What should bother you about all this is the way our provincial government went about informing the general public about its plans to spray the sides of highways and public roads with Tordon 101.
Normally members of the media get any where from 5 to 15 emails a day from the provincial government about investments it is making in our province. For instance, on July 23 we learned that the government would pulverize and repave 1.7 kilometres of road between Cuslett and St. Bride’s. On July 25, an email went out to all members of the provincial media about a $15,000 investment in playground equipment for Hazelwood Elementary.
So why didn’t the province send out a press release about this major investment to keep our roadsides clear of brush? It’s not like this is happening in one small area. The list of spray areas stretches intermittently from Clarenville to MacDougall’s Brook.

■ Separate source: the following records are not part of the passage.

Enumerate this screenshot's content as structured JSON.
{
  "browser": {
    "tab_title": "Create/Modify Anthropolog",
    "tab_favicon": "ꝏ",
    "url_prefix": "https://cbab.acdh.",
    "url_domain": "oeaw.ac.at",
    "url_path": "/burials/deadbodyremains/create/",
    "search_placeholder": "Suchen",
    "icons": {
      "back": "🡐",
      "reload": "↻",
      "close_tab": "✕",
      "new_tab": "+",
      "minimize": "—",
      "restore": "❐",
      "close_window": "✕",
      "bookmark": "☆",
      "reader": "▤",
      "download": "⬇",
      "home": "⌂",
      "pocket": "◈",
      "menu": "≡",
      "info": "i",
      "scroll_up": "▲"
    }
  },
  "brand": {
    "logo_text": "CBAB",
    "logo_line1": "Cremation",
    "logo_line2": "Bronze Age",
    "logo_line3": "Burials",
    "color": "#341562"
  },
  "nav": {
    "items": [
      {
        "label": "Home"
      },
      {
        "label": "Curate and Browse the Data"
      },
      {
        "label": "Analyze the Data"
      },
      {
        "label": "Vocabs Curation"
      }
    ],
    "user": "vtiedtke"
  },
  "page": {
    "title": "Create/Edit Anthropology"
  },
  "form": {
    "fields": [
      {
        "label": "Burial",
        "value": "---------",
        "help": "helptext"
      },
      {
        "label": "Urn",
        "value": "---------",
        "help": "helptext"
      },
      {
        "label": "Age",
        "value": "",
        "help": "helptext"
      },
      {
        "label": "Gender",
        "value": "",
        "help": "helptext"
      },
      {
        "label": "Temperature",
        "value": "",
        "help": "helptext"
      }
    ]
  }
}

The purpose of this investment is to make the roads safer from moose-vehicle collisions. So why not shout this from the rooftops? Instead the province has remained positively silent.
We certainly got press releases about the construction of moose fencing. There was even a release on Aug. 18 of last year that contracts had been awarded for 235 kilometres of brush cutting throughout the province.
Actually, at the very bottom of that press release from last year is a sentence that reads, “Areas that are cleared of brush this year will undergo vegetation control treatment next year, ensuring up to 10 years of brush-free highway rights-of-way in treated areas.”
Nowhere on the provincial government’s website did they give public notice of this spraying. Notices appeared in newspapers, but the only place you’ll find this public information online is on a private citizen’s website: http://sprayadvisory.blogspot.ca.
So to recap: the province feels it is prudent to ban Tordon 101, except when it needs to use it. The province feels a certain duty to provide “public notices” to people, but they won’t send out a press release or put the information on a government website. And you should not eat berries sprayed with Tordon 101, but if you do, you’ll probably be fine, according to the manufacturer that makes it.
The pesticides may never make you sick, but the government’s handling of this should turn everyone’s stomach. — Brodie Thomas is editor of The Gulf News
reach him at: email@example.com